Change Screensaver – GNOME
Ubuntu’s default screensaver is a blank screen, activated after five minutes of inactivity. If you’d like to change the screensaver, the inactivity timeout, or other settings, you can find out how below. I’ve included screenshots for navigating to, managing and updating your screensaver in Ubuntu.
You can now change your preferences in the Screensaver Preferences utility. This allows you to change the screensaver, update the idle timeout, lock or don’t lock the screen, etc.
Finally, update the settings to reflect your preferences. Select a different screensaver from the list on the left, update the idle time, or lock the screen when the screensaver is active.
Change Screensaver – KDE
The screensaver settings in KDE are contained within the System Settings utility. You can launch this tool by clicking the Kickoff menu (bottom-left, on your bottom taskbar) and selecting System Settings.
From here you’ll want to select the ‘Desktop’ option. Screensaver preferences are held under the general Desktop settings.
The Desktop settings will then allow you to change the screensaver preferences. You’ll need to select ‘Screensaver’ from the list of options on the left side.
Updating the screensaver preferences in either of these major Desktop environments is a piece of cake. Simply navigate to the screensaver utility, select the screensaver of your choice and you’re set! Both of these environments also allow for security preferences, such as locking the screen when the screensaver is activated and requiring a password to unlock.

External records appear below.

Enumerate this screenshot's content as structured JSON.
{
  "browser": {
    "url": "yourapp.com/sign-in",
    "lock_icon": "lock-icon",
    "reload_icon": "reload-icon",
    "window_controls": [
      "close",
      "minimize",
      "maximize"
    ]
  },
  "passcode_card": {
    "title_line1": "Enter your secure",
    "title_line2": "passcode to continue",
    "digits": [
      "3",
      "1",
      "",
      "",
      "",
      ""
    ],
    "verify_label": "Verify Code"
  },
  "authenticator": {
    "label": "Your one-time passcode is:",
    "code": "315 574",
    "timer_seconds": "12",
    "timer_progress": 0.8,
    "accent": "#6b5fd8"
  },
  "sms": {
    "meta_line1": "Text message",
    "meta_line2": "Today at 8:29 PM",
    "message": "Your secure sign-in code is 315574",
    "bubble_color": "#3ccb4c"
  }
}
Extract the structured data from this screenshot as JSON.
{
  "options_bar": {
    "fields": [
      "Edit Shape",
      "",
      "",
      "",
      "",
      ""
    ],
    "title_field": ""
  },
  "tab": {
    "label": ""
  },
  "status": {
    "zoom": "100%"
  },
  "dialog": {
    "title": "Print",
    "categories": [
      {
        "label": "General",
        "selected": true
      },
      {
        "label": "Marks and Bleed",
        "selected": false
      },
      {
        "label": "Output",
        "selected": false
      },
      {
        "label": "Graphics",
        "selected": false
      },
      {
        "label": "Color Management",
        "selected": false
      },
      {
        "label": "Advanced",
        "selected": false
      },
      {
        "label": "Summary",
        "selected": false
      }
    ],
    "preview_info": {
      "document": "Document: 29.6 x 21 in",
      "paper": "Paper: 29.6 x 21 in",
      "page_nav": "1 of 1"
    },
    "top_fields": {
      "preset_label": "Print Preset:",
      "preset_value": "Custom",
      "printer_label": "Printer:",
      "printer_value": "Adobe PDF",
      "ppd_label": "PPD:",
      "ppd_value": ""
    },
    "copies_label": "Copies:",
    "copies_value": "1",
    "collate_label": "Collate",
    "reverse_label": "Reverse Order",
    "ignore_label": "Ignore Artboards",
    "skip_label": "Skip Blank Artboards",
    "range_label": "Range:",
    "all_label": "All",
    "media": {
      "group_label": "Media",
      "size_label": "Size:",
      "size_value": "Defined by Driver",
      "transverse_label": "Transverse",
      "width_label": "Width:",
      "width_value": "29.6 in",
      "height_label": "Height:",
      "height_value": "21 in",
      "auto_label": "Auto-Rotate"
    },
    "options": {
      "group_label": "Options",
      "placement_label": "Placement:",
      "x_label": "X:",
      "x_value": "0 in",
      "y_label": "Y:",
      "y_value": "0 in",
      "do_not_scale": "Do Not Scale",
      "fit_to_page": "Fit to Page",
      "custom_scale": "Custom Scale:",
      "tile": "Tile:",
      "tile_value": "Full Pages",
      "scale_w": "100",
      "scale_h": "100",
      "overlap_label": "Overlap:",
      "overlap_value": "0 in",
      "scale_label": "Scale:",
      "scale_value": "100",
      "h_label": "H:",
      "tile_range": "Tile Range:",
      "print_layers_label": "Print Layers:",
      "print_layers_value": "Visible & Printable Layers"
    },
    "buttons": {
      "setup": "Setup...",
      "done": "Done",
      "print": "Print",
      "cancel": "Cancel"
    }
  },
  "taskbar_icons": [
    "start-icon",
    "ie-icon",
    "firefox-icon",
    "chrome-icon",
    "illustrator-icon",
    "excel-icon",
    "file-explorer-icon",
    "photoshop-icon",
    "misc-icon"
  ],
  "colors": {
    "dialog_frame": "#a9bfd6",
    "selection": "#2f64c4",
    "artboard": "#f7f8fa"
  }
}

Your article was very helpful, but it left out the the only step I needed to know: How do I get to the Gnome Screensaver Preferences page? I’m sure this is obvious once you know it, but almost by definition, beginner’s don’t.